When a line below holds the string "Control", show that line.

____________

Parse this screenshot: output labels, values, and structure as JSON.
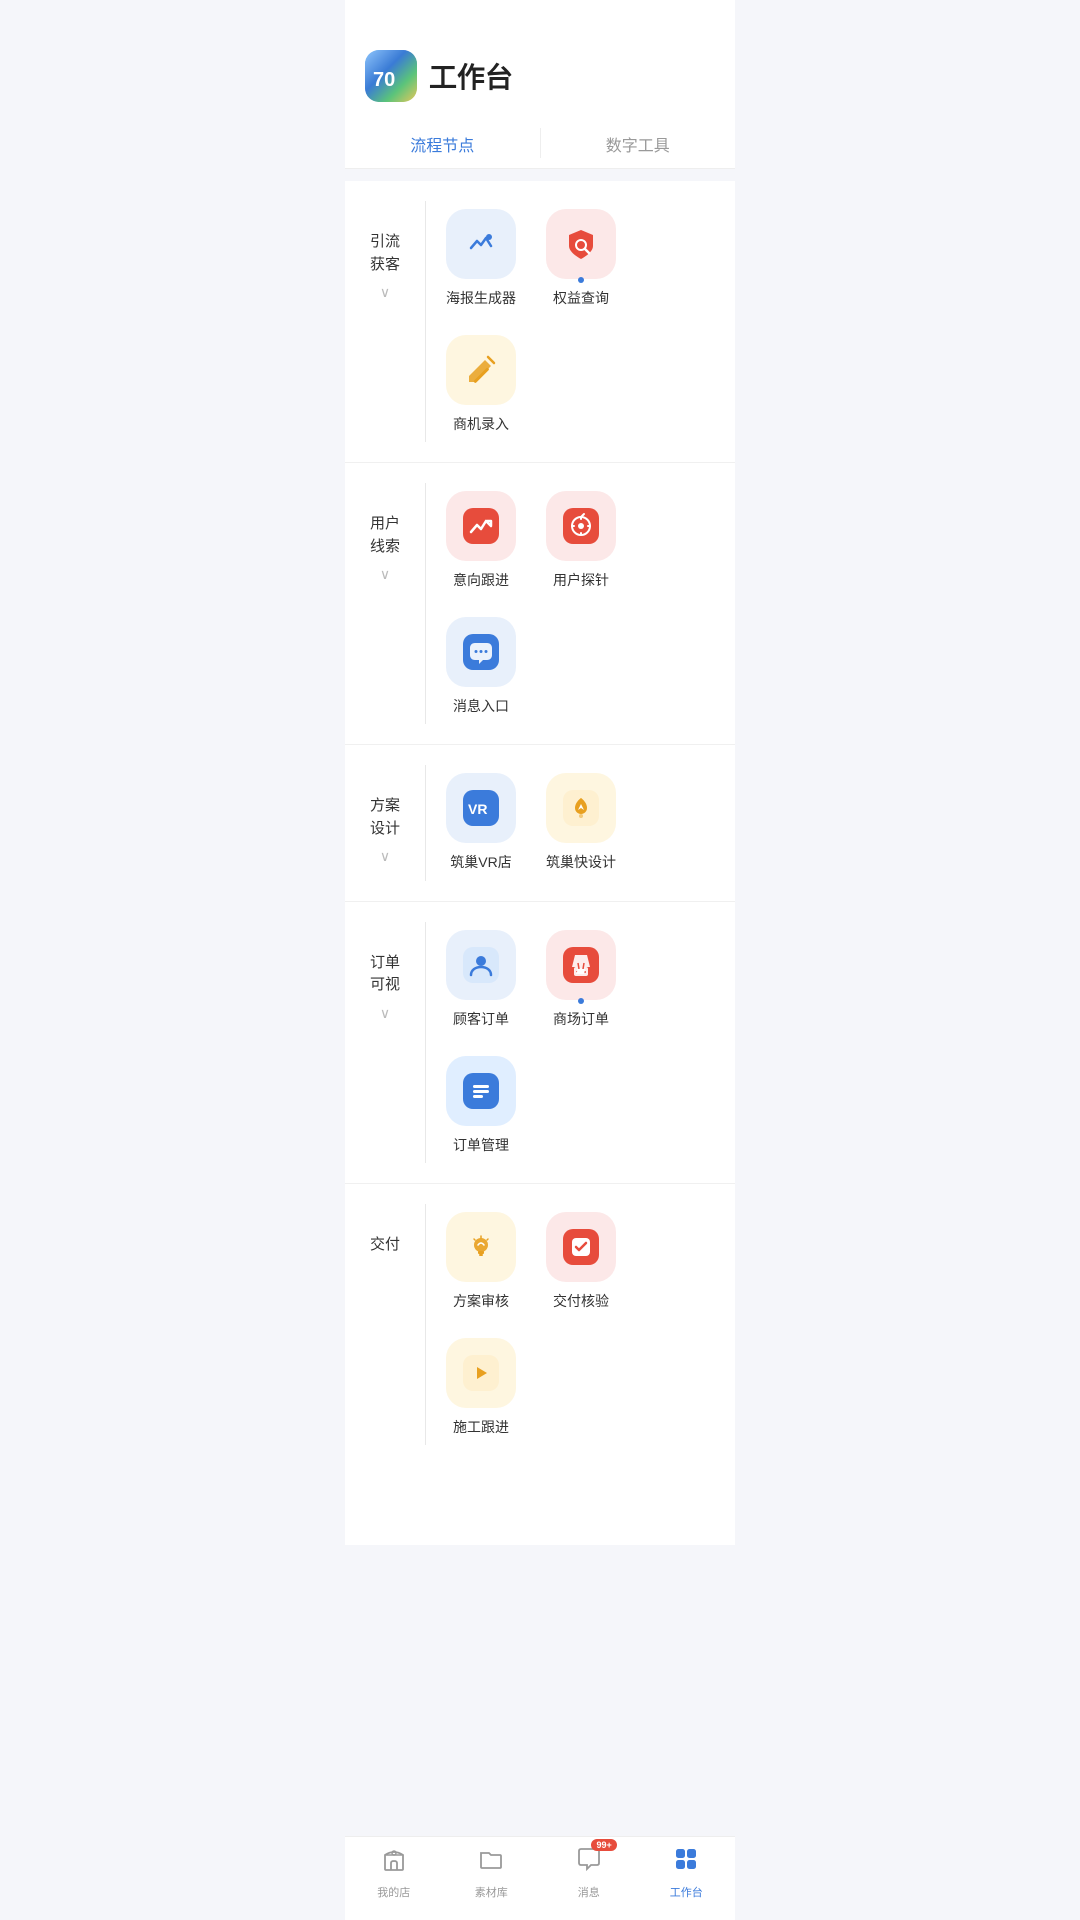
{
  "header": {
    "title": "工作台",
    "avatar_label": "70"
  },
  "tabs": [
    {
      "id": "flow",
      "label": "流程节点",
      "active": true
    },
    {
      "id": "digital",
      "label": "数字工具",
      "active": false
    }
  ],
  "sections": [
    {
      "id": "attract",
      "label": "引流\n获客",
      "items": [
        {
          "id": "poster",
          "label": "海报生成器",
          "bg": "blue-light",
          "icon_type": "trend",
          "has_dot": false
        },
        {
          "id": "rights",
          "label": "权益查询",
          "bg": "red-light",
          "icon_type": "search-shield",
          "has_dot": true
        },
        {
          "id": "opportunity",
          "label": "商机录入",
          "bg": "yellow-light",
          "icon_type": "pencil",
          "has_dot": false
        }
      ]
    },
    {
      "id": "leads",
      "label": "用户\n线索",
      "items": [
        {
          "id": "intention",
          "label": "意向跟进",
          "bg": "red-light",
          "icon_type": "chart-up",
          "has_dot": false
        },
        {
          "id": "probe",
          "label": "用户探针",
          "bg": "red-light",
          "icon_type": "compass",
          "has_dot": false
        },
        {
          "id": "message",
          "label": "消息入口",
          "bg": "blue-light",
          "icon_type": "chat",
          "has_dot": false
        }
      ]
    },
    {
      "id": "design",
      "label": "方案\n设计",
      "items": [
        {
          "id": "vr-shop",
          "label": "筑巢VR店",
          "bg": "blue-light",
          "icon_type": "vr",
          "has_dot": false
        },
        {
          "id": "quick-design",
          "label": "筑巢快设计",
          "bg": "yellow-light",
          "icon_type": "ribbon",
          "has_dot": false
        }
      ]
    },
    {
      "id": "order",
      "label": "订单\n可视",
      "items": [
        {
          "id": "customer-order",
          "label": "顾客订单",
          "bg": "blue-light",
          "icon_type": "person",
          "has_dot": false
        },
        {
          "id": "mall-order",
          "label": "商场订单",
          "bg": "red-light",
          "icon_type": "bag-check",
          "has_dot": true
        },
        {
          "id": "order-manage",
          "label": "订单管理",
          "bg": "blue2-light",
          "icon_type": "list",
          "has_dot": false
        }
      ]
    },
    {
      "id": "delivery",
      "label": "交付",
      "items": [
        {
          "id": "bulb",
          "label": "方案审核",
          "bg": "yellow-light",
          "icon_type": "bulb",
          "has_dot": false
        },
        {
          "id": "check-box",
          "label": "交付核验",
          "bg": "red-light",
          "icon_type": "check-box",
          "has_dot": false
        },
        {
          "id": "arrow-right",
          "label": "施工跟进",
          "bg": "yellow-light",
          "icon_type": "arrow-right",
          "has_dot": false
        }
      ]
    }
  ],
  "bottom_nav": [
    {
      "id": "my-shop",
      "label": "我的店",
      "icon_type": "shop",
      "active": false
    },
    {
      "id": "materials",
      "label": "素材库",
      "icon_type": "folder",
      "active": false
    },
    {
      "id": "messages",
      "label": "消息",
      "icon_type": "chat-bubble",
      "active": false,
      "badge": "99+"
    },
    {
      "id": "workbench",
      "label": "工作台",
      "icon_type": "grid",
      "active": true
    }
  ]
}
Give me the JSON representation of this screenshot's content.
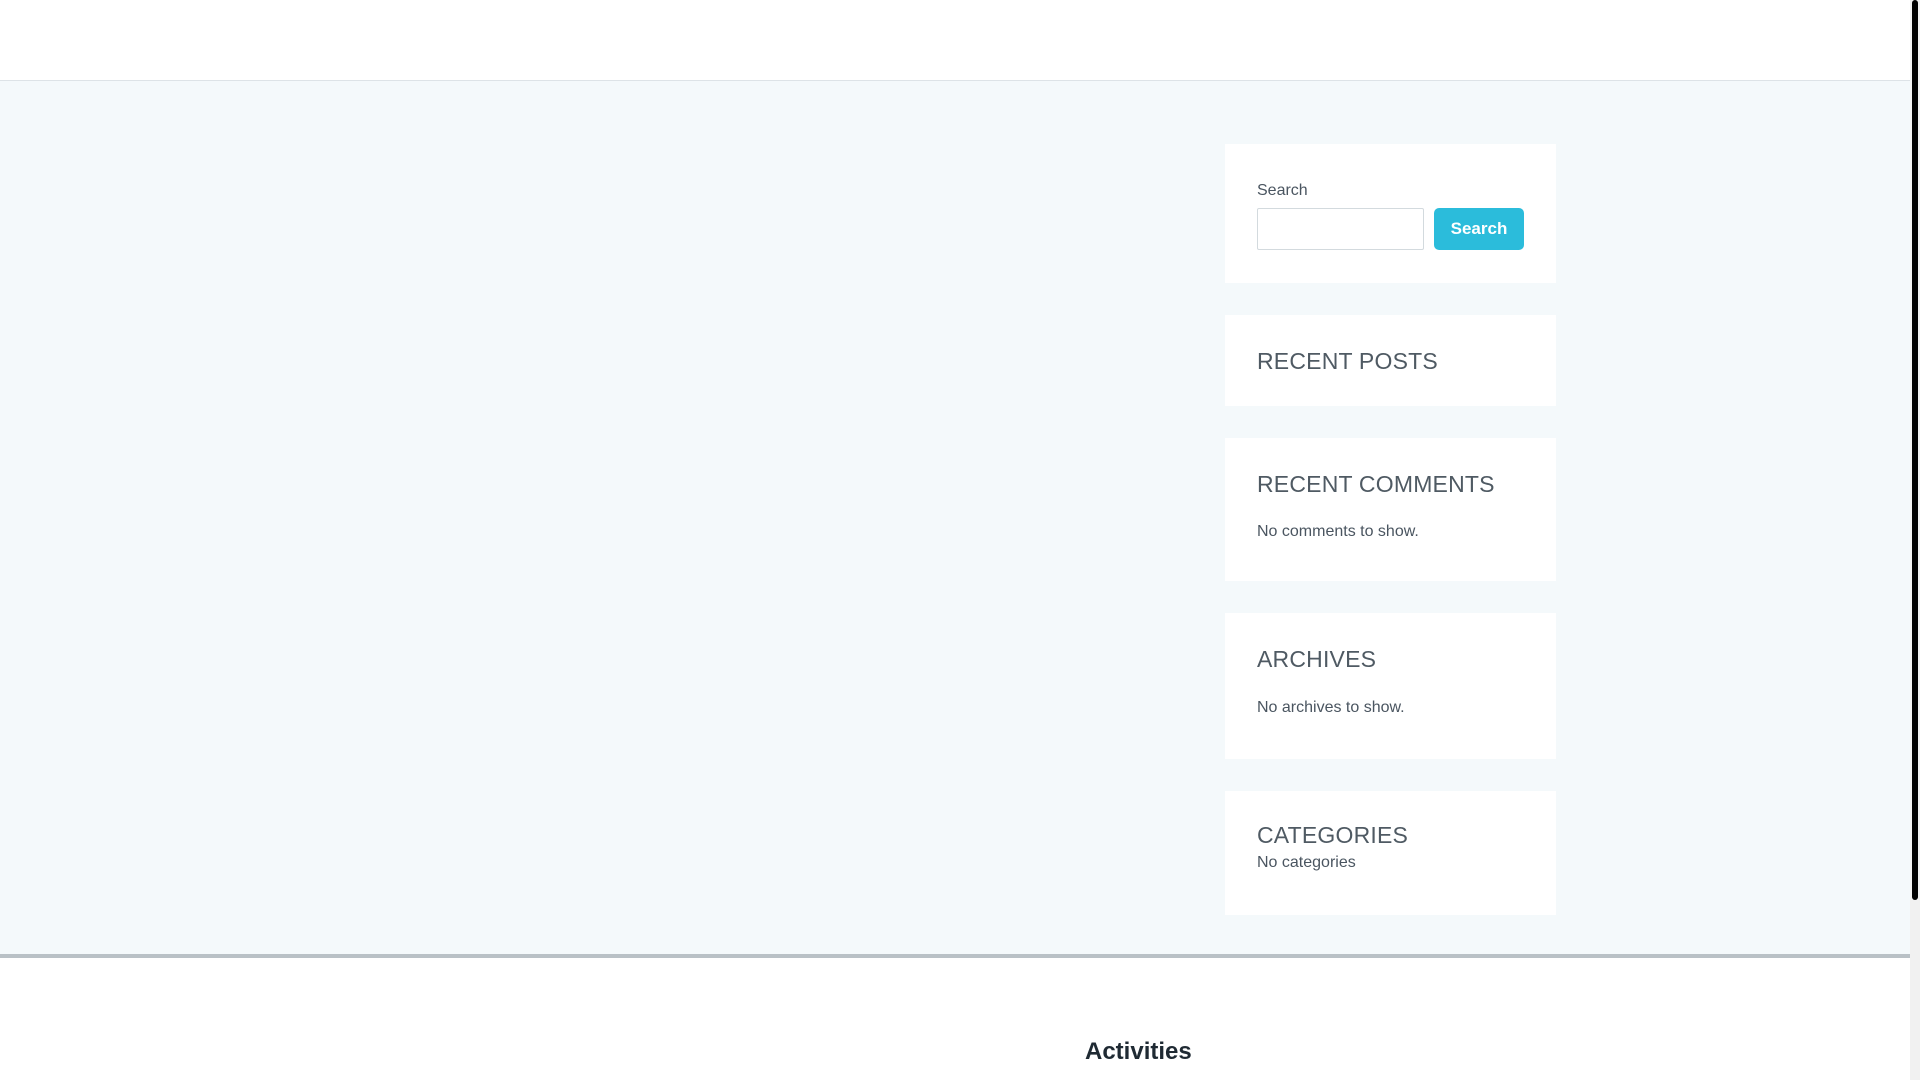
{
  "sidebar": {
    "search": {
      "label": "Search",
      "input_value": "",
      "input_placeholder": "",
      "button_label": "Search"
    },
    "recent_posts": {
      "title": "RECENT POSTS"
    },
    "recent_comments": {
      "title": "RECENT COMMENTS",
      "empty_text": "No comments to show."
    },
    "archives": {
      "title": "ARCHIVES",
      "empty_text": "No archives to show."
    },
    "categories": {
      "title": "CATEGORIES",
      "empty_text": "No categories"
    }
  },
  "footer": {
    "heading": "Activities"
  },
  "colors": {
    "accent": "#2bbcdb",
    "content_background": "#f4f9fb",
    "widget_background": "#ffffff",
    "text": "#4a5560",
    "heading_dark": "#1f2a33"
  }
}
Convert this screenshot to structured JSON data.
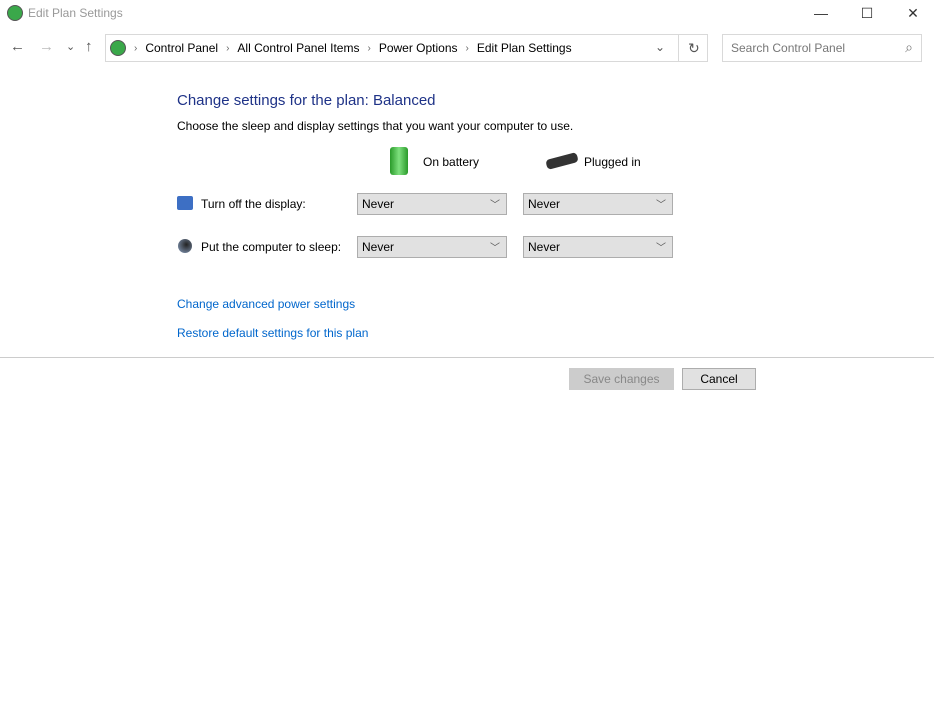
{
  "window": {
    "title": "Edit Plan Settings",
    "minimize": "—",
    "maximize": "☐",
    "close": "✕"
  },
  "nav": {
    "back": "←",
    "forward": "→",
    "recent": "⌄",
    "up": "↑",
    "refresh": "↻",
    "dropdown": "⌄"
  },
  "breadcrumb": [
    "Control Panel",
    "All Control Panel Items",
    "Power Options",
    "Edit Plan Settings"
  ],
  "search": {
    "placeholder": "Search Control Panel",
    "icon": "⌕"
  },
  "main": {
    "heading": "Change settings for the plan: Balanced",
    "subheading": "Choose the sleep and display settings that you want your computer to use.",
    "columns": [
      "On battery",
      "Plugged in"
    ],
    "settings": [
      {
        "label": "Turn off the display:",
        "battery": "Never",
        "plugged": "Never"
      },
      {
        "label": "Put the computer to sleep:",
        "battery": "Never",
        "plugged": "Never"
      }
    ],
    "links": [
      "Change advanced power settings",
      "Restore default settings for this plan"
    ],
    "save": "Save changes",
    "cancel": "Cancel"
  }
}
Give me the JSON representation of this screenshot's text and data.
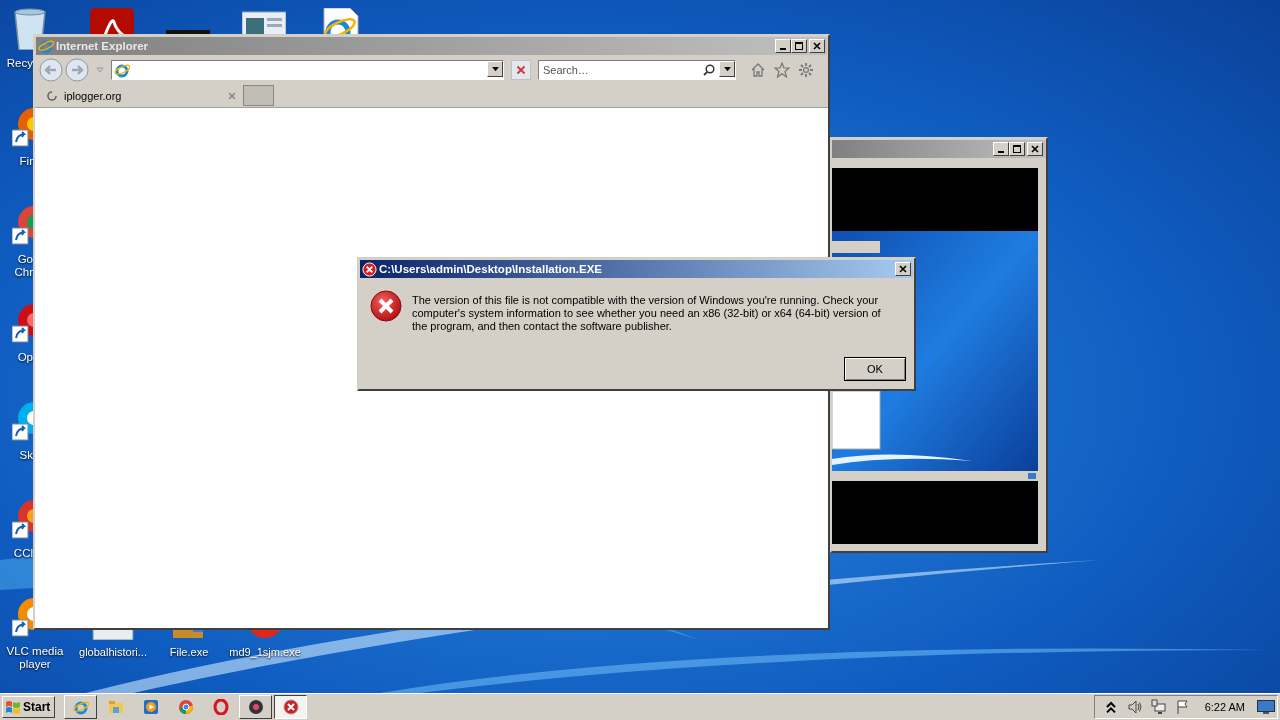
{
  "desktop": {
    "left_icons": [
      {
        "kind": "recycle",
        "label": "Recy"
      },
      {
        "kind": "firefox",
        "label": "Fir"
      },
      {
        "kind": "chrome",
        "label": "Go Chr"
      },
      {
        "kind": "opera",
        "label": "Op"
      },
      {
        "kind": "skype",
        "label": "Sk"
      },
      {
        "kind": "ccleaner",
        "label": "CCl"
      },
      {
        "kind": "vlc",
        "label": "VLC media player"
      }
    ],
    "top_icons": [
      {
        "kind": "acrobat"
      },
      {
        "kind": "dark"
      },
      {
        "kind": "window"
      },
      {
        "kind": "iedoc"
      }
    ],
    "bottom_icons": [
      {
        "kind": "archive",
        "label": "globalhistori..."
      },
      {
        "kind": "setup",
        "label": "File.exe"
      },
      {
        "kind": "redball",
        "label": "md9_1sjm.exe"
      }
    ]
  },
  "browser": {
    "title": "Internet Explorer",
    "search": {
      "placeholder": "Search…"
    },
    "tabs": [
      {
        "label": "iplogger.org",
        "selected": true
      }
    ]
  },
  "dialog": {
    "title": "C:\\Users\\admin\\Desktop\\Installation.EXE",
    "message": "The version of this file is not compatible with the version of Windows you're running. Check your computer's system information to see whether you need an x86 (32-bit) or x64 (64-bit) version of the program, and then contact the software publisher.",
    "button": "OK"
  },
  "taskbar": {
    "start": "Start",
    "apps": [
      {
        "kind": "ie",
        "open": true,
        "selected": false
      },
      {
        "kind": "explorer",
        "open": false,
        "selected": false
      },
      {
        "kind": "media",
        "open": false,
        "selected": false
      },
      {
        "kind": "chrome",
        "open": false,
        "selected": false
      },
      {
        "kind": "opera",
        "open": false,
        "selected": false
      },
      {
        "kind": "record",
        "open": true,
        "selected": false
      },
      {
        "kind": "error",
        "open": true,
        "selected": true
      }
    ],
    "clock": "6:22 AM"
  }
}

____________

_WRITTEN REPLY_:
    "Control Panel",
    "All Control Panel Items",
    "placeholder": "Search Control Panel",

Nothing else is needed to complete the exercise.